Jan 2012

Paradoxical Worsening of Brain Tuberculomas During Treatment

Author Affiliations

Author Affiliations: Departments of Neurosurgery (Drs M. A. Lima and Maranhão-Filho), Hematology (Drs Dobbin and Apa), Radiology (Dr G. A. Lima), and Infectious Diseases, National Institute of Cancer (Dr Velasco), and Department of Pediatrics, Federal University of Rio de Janeiro (Dr Sant′Anna), Rio de Janeiro, Brazil.

Arch Neurol. 2012;69(1):138-139. doi:10.1001/archneurol.2011.720

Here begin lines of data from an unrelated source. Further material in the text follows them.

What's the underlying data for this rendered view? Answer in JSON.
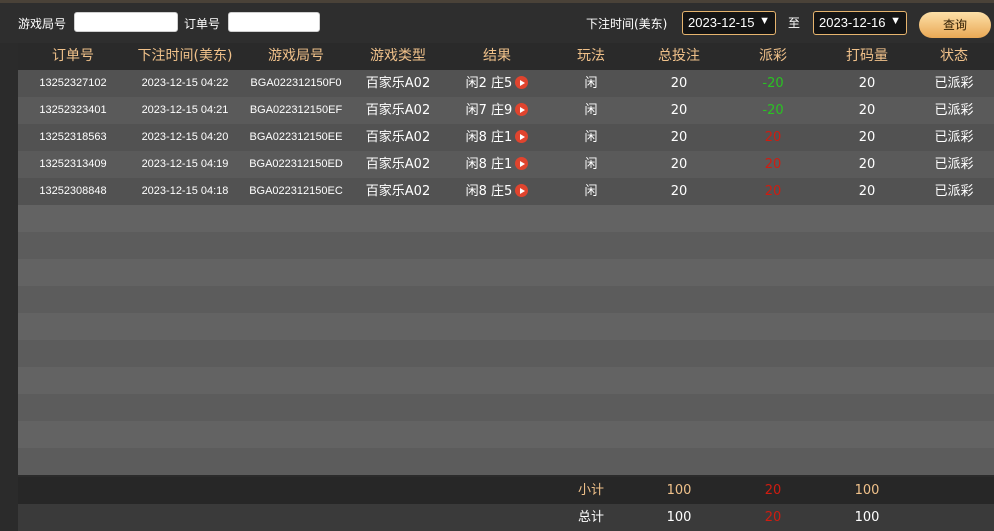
{
  "filters": {
    "game_round_label": "游戏局号",
    "game_round_value": "",
    "order_label": "订单号",
    "order_value": "",
    "time_label": "下注时间(美东)",
    "date_from": "2023-12-15",
    "to_label": "至",
    "date_to": "2023-12-16",
    "query_label": "查询"
  },
  "columns": [
    "订单号",
    "下注时间(美东)",
    "游戏局号",
    "游戏类型",
    "结果",
    "玩法",
    "总投注",
    "派彩",
    "打码量",
    "状态"
  ],
  "rows": [
    {
      "order": "13252327102",
      "time": "2023-12-15 04:22",
      "round": "BGA022312150F0",
      "game": "百家乐A02",
      "result": "闲2 庄5",
      "play": "闲",
      "bet": "20",
      "payout": "-20",
      "payout_color": "#29c322",
      "turnover": "20",
      "status": "已派彩"
    },
    {
      "order": "13252323401",
      "time": "2023-12-15 04:21",
      "round": "BGA022312150EF",
      "game": "百家乐A02",
      "result": "闲7 庄9",
      "play": "闲",
      "bet": "20",
      "payout": "-20",
      "payout_color": "#29c322",
      "turnover": "20",
      "status": "已派彩"
    },
    {
      "order": "13252318563",
      "time": "2023-12-15 04:20",
      "round": "BGA022312150EE",
      "game": "百家乐A02",
      "result": "闲8 庄1",
      "play": "闲",
      "bet": "20",
      "payout": "20",
      "payout_color": "#d01c10",
      "turnover": "20",
      "status": "已派彩"
    },
    {
      "order": "13252313409",
      "time": "2023-12-15 04:19",
      "round": "BGA022312150ED",
      "game": "百家乐A02",
      "result": "闲8 庄1",
      "play": "闲",
      "bet": "20",
      "payout": "20",
      "payout_color": "#d01c10",
      "turnover": "20",
      "status": "已派彩"
    },
    {
      "order": "13252308848",
      "time": "2023-12-15 04:18",
      "round": "BGA022312150EC",
      "game": "百家乐A02",
      "result": "闲8 庄5",
      "play": "闲",
      "bet": "20",
      "payout": "20",
      "payout_color": "#d01c10",
      "turnover": "20",
      "status": "已派彩"
    }
  ],
  "empty_rows": 10,
  "subtotal": {
    "label": "小计",
    "bet": "100",
    "payout": "20",
    "turnover": "100"
  },
  "total": {
    "label": "总计",
    "bet": "100",
    "payout": "20",
    "turnover": "100"
  },
  "colors": {
    "header_text": "#f0c18a",
    "accent": "#e6b46e",
    "loss_green": "#29c322",
    "win_red": "#d01c10"
  }
}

An 8-year-old boy being treated with chemotherapy owing to stage IIIA Hodgkin disease was admitted to the pediatric intensive care unit because of fever and respiratory distress in the previous 2 weeks. Despite full antibiotic coverage, his condition worsened, and 7 days later, he underwent a lung biopsy. On the next day, he developed headache, vomiting, and progressive coma. A brain magnetic resonance image showed multiple small, round T2-weighted and fluid-attenuated inversion recovery hyperintense lesions (Figure, A) suggestive of brain tuberculomas. A lumbar puncture revealed a white blood cell count of 10 cells/mm3, protein level of 40 mg/dL, and glucose level of 37 mg/dL. Stains and culture results for bacteria, mycobacteria, and fungi were negative as well as cerebrospinal fluid Mycobacterium tuberculosis polymerase chain reaction. Tuberculosis was diagnosed from the lung biopsy specimen and the patient gradually improved after starting treatment with rifampicin, ethambutol hydrochloride, streptomycin, and pyrazinamide.